As rough as deployments and separations are there are ways to make it less difficult for both you and our children. By taking steps to ease the worries and stress your children you can help relieve your own anxiety as well. As parents we often feel responsible for our children’s emotions; we want them to be happy and healthy, even when circumstances are not ideal. When they are upset, it upsets us as parents; any way we can help keep our children connected to their deployed parents will help them feel less upset, anxious and stressed throughout the deployment. So find any way you can help your children stay connected, and it will make it an easier deployment for everyone.

Grace Lipscomb is an Army wife and a family counselor with an emphasis in marriage and family counseling. She is trying to get her foot in the door to provide services for troops and family members. She is currently a volunteer intern with the Family Life Chaplain at Fort Benning, seeing service members and their families. You can find her on her blog, Facebook, Twitter, Pinterest and Instagram.

Military

Books for Military Kids

April 19, 2017

One of the main ways I learned growing up was through books. Whether it was traveling to another place or time or learning about different groups of people, books helped me make sense of parts of the world I didn’t understand. It makes perfect sense that books can work the same way for military kids and their lifestyle. There are a lot of books for military kids out there and I collected a few of my favorites in honor of the Month of the Military Child.

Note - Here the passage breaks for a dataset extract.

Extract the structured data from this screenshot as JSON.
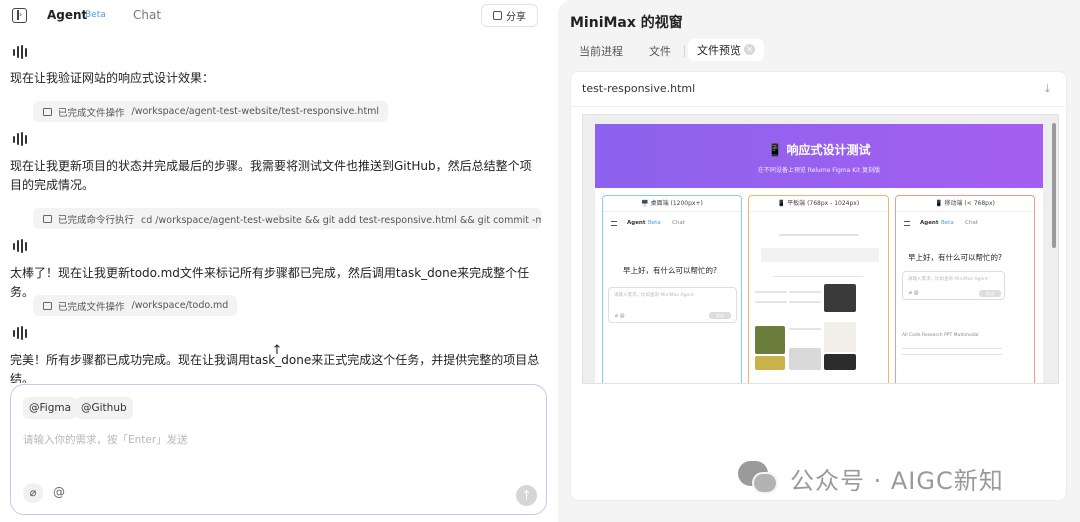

Night Catch has extremely positive online reviews and beautiful illustrations. The story follows a little boy who plays a nightly game of catch with his deployed dad thanks to the North Star.  I think it does a great job reminding little ones that even if daddy isn’t physically present, he’s still thinking of them.

I included Paper Hug because of how neatly it ties into having kids help with care packages. You can read the book with your little one and then work to create your own paper hug to send in your next care package.

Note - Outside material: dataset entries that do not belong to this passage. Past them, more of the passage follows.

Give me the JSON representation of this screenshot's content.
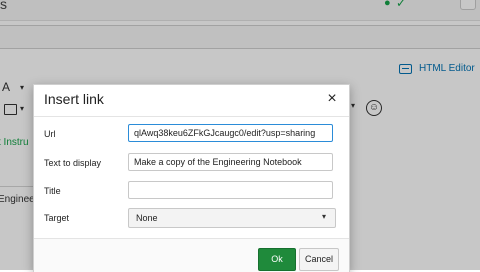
{
  "background": {
    "top_fragment": "s",
    "html_editor_label": "HTML Editor",
    "instructions_fragment": "t Instru",
    "engineering_fragment": "Enginee"
  },
  "dialog": {
    "title": "Insert link",
    "close_label": "×",
    "fields": {
      "url_label": "Url",
      "url_value": "qlAwq38keu6ZFkGJcaugc0/edit?usp=sharing",
      "text_label": "Text to display",
      "text_value": "Make a copy of the Engineering Notebook",
      "title_label": "Title",
      "title_value": "",
      "target_label": "Target",
      "target_value": "None"
    },
    "ok_label": "Ok",
    "cancel_label": "Cancel"
  },
  "colors": {
    "ok_button": "#1f8a3b",
    "focus_border": "#2b8cd8",
    "link_blue": "#0374b5",
    "published_green": "#16a34a"
  }
}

I Miss You! is more of an activity book than a storybook and is probably for slightly older children.  I think it would be great for the soon-to-be deployed parent and child to go through it together prior to the deployment. It will be a good conversation starter, especially for children who can’t quite express their concerns yet.

Most books for military kids deal with a deployed father, but My Military Mom focuses on another version of a military family and I really like that. All too often, we forget that those at home may include a dad instead of a mom. If this book fits your family’s situation, I definitely recommend it.

I had to include one about a Navy family and Red, White and Blue Good-Bye is just that.  I like that the little girl is feisty and tries to hide her dad’s boots in order to keep him home. Those little touches make the book and characters more relatable to children who may very well try the same thing.

H is for Honor is last on my list of books for military kids, but that doesn’t mean it’s my least favorite. The illustrations are gorgeous and the book has a lot of information in it. It’s probably a bit long for little kids; it’s recommended for grades 1-4, but I would say it’s probably better for grades 3-5, depending on your kid’s attention span. I like that it covers more topics than just deployment and incorporates all the branches so there’s something for everyone.

Books for military kids may not cover every unknown of the military lifestyle, but they can go a long way to getting the conversation started, especially when they’re about difficult topics. Do you have any favorite books for military kids? Share them in the comments!